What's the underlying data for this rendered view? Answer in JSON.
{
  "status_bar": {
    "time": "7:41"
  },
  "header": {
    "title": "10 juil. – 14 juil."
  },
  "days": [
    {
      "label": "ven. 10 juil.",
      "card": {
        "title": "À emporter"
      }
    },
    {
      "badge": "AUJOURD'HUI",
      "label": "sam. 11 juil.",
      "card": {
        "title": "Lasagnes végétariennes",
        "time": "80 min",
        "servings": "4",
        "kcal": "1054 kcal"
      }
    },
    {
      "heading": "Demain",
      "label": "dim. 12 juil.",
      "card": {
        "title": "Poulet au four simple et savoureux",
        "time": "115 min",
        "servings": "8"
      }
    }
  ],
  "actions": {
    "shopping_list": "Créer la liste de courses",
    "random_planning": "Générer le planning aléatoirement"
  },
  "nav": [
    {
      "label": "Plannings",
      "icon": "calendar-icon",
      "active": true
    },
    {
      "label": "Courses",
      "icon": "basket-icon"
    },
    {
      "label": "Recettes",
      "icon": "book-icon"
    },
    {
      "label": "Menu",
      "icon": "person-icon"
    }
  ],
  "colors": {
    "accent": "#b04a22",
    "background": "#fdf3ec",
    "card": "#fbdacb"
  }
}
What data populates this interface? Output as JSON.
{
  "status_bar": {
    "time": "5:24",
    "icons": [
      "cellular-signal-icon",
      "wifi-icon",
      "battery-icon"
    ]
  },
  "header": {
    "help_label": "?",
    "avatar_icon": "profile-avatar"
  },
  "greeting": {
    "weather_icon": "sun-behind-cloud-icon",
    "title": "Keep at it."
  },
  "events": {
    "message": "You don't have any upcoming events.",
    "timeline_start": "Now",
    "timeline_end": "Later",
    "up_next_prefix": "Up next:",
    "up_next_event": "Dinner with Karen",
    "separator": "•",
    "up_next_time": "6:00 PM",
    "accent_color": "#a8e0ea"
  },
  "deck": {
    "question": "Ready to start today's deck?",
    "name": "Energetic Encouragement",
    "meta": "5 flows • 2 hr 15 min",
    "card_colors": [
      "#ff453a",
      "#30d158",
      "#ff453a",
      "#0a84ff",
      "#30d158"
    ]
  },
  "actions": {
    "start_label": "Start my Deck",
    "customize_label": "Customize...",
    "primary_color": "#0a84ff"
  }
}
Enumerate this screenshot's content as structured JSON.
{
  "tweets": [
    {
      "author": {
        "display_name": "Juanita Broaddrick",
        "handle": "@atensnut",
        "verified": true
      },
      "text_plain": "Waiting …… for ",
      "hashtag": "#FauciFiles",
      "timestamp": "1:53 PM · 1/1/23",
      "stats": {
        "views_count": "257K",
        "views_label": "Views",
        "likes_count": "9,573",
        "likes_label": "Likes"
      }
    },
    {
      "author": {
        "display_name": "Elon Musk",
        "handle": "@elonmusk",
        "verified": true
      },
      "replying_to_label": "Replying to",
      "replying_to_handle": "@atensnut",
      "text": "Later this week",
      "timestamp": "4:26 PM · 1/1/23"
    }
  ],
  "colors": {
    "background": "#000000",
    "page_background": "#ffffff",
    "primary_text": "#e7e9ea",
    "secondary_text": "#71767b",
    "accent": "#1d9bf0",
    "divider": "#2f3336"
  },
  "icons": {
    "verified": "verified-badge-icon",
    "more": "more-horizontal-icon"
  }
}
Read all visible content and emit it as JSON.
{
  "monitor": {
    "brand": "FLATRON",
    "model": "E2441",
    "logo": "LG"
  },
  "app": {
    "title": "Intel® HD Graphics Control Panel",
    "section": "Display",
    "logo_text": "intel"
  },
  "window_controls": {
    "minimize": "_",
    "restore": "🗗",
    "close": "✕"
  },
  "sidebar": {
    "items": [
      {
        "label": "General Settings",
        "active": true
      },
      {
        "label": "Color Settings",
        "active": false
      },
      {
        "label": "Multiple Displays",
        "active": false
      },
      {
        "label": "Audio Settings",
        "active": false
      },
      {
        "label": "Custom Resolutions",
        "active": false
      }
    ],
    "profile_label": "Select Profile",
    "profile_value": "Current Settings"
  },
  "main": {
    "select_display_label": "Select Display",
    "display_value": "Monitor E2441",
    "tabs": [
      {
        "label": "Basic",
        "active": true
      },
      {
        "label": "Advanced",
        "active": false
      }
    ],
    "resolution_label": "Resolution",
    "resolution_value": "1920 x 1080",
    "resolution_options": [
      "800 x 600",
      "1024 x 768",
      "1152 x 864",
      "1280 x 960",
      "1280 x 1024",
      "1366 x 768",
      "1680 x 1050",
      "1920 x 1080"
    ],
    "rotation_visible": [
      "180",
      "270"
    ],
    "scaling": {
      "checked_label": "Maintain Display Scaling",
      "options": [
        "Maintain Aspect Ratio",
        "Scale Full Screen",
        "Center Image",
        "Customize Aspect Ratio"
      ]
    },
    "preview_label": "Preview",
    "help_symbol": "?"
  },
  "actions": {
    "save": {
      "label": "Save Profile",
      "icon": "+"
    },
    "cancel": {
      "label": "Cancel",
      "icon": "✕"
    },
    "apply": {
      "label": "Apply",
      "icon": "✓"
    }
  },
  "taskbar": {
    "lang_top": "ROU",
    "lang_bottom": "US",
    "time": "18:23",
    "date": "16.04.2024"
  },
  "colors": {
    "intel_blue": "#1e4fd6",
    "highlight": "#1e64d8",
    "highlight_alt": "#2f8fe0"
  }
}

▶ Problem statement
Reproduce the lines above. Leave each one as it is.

▶ Response area
What's the underlying data for this rendered view? Answer in JSON.
{
  "status_bar": {
    "time": "7:41"
  },
  "header": {
    "title": "10 juil. – 14 juil."
  },
  "days": [
    {
      "label": "ven. 10 juil.",
      "card": {
        "title": "À emporter"
      }
    },
    {
      "badge": "AUJOURD'HUI",
      "label": "sam. 11 juil.",
      "card": {
        "title": "Lasagnes végétariennes",
        "time": "80 min",
        "servings": "4",
        "kcal": "1054 kcal"
      }
    },
    {
      "heading": "Demain",
      "label": "dim. 12 juil.",
      "card": {
        "title": "Poulet au four simple et savoureux",
        "time": "115 min",
        "servings": "8"
      }
    }
  ],
  "actions": {
    "shopping_list": "Créer la liste de courses",
    "random_planning": "Générer le planning aléatoirement"
  },
  "nav": [
    {
      "label": "Plannings",
      "icon": "calendar-icon",
      "active": true
    },
    {
      "label": "Courses",
      "icon": "basket-icon"
    },
    {
      "label": "Recettes",
      "icon": "book-icon"
    },
    {
      "label": "Menu",
      "icon": "person-icon"
    }
  ],
  "colors": {
    "accent": "#b04a22",
    "background": "#fdf3ec",
    "card": "#fbdacb"
  }
}
What data populates this interface? Output as JSON.
{
  "status_bar": {
    "time": "5:24",
    "icons": [
      "cellular-signal-icon",
      "wifi-icon",
      "battery-icon"
    ]
  },
  "header": {
    "help_label": "?",
    "avatar_icon": "profile-avatar"
  },
  "greeting": {
    "weather_icon": "sun-behind-cloud-icon",
    "title": "Keep at it."
  },
  "events": {
    "message": "You don't have any upcoming events.",
    "timeline_start": "Now",
    "timeline_end": "Later",
    "up_next_prefix": "Up next:",
    "up_next_event": "Dinner with Karen",
    "separator": "•",
    "up_next_time": "6:00 PM",
    "accent_color": "#a8e0ea"
  },
  "deck": {
    "question": "Ready to start today's deck?",
    "name": "Energetic Encouragement",
    "meta": "5 flows • 2 hr 15 min",
    "card_colors": [
      "#ff453a",
      "#30d158",
      "#ff453a",
      "#0a84ff",
      "#30d158"
    ]
  },
  "actions": {
    "start_label": "Start my Deck",
    "customize_label": "Customize...",
    "primary_color": "#0a84ff"
  }
}
Enumerate this screenshot's content as structured JSON.
{
  "tweets": [
    {
      "author": {
        "display_name": "Juanita Broaddrick",
        "handle": "@atensnut",
        "verified": true
      },
      "text_plain": "Waiting …… for ",
      "hashtag": "#FauciFiles",
      "timestamp": "1:53 PM · 1/1/23",
      "stats": {
        "views_count": "257K",
        "views_label": "Views",
        "likes_count": "9,573",
        "likes_label": "Likes"
      }
    },
    {
      "author": {
        "display_name": "Elon Musk",
        "handle": "@elonmusk",
        "verified": true
      },
      "replying_to_label": "Replying to",
      "replying_to_handle": "@atensnut",
      "text": "Later this week",
      "timestamp": "4:26 PM · 1/1/23"
    }
  ],
  "colors": {
    "background": "#000000",
    "page_background": "#ffffff",
    "primary_text": "#e7e9ea",
    "secondary_text": "#71767b",
    "accent": "#1d9bf0",
    "divider": "#2f3336"
  },
  "icons": {
    "verified": "verified-badge-icon",
    "more": "more-horizontal-icon"
  }
}
Read all visible content and emit it as JSON.
{
  "monitor": {
    "brand": "FLATRON",
    "model": "E2441",
    "logo": "LG"
  },
  "app": {
    "title": "Intel® HD Graphics Control Panel",
    "section": "Display",
    "logo_text": "intel"
  },
  "window_controls": {
    "minimize": "_",
    "restore": "🗗",
    "close": "✕"
  },
  "sidebar": {
    "items": [
      {
        "label": "General Settings",
        "active": true
      },
      {
        "label": "Color Settings",
        "active": false
      },
      {
        "label": "Multiple Displays",
        "active": false
      },
      {
        "label": "Audio Settings",
        "active": false
      },
      {
        "label": "Custom Resolutions",
        "active": false
      }
    ],
    "profile_label": "Select Profile",
    "profile_value": "Current Settings"
  },
  "main": {
    "select_display_label": "Select Display",
    "display_value": "Monitor E2441",
    "tabs": [
      {
        "label": "Basic",
        "active": true
      },
      {
        "label": "Advanced",
        "active": false
      }
    ],
    "resolution_label": "Resolution",
    "resolution_value": "1920 x 1080",
    "resolution_options": [
      "800 x 600",
      "1024 x 768",
      "1152 x 864",
      "1280 x 960",
      "1280 x 1024",
      "1366 x 768",
      "1680 x 1050",
      "1920 x 1080"
    ],
    "rotation_visible": [
      "180",
      "270"
    ],
    "scaling": {
      "checked_label": "Maintain Display Scaling",
      "options": [
        "Maintain Aspect Ratio",
        "Scale Full Screen",
        "Center Image",
        "Customize Aspect Ratio"
      ]
    },
    "preview_label": "Preview",
    "help_symbol": "?"
  },
  "actions": {
    "save": {
      "label": "Save Profile",
      "icon": "+"
    },
    "cancel": {
      "label": "Cancel",
      "icon": "✕"
    },
    "apply": {
      "label": "Apply",
      "icon": "✓"
    }
  },
  "taskbar": {
    "lang_top": "ROU",
    "lang_bottom": "US",
    "time": "18:23",
    "date": "16.04.2024"
  },
  "colors": {
    "intel_blue": "#1e4fd6",
    "highlight": "#1e64d8",
    "highlight_alt": "#2f8fe0"
  }
}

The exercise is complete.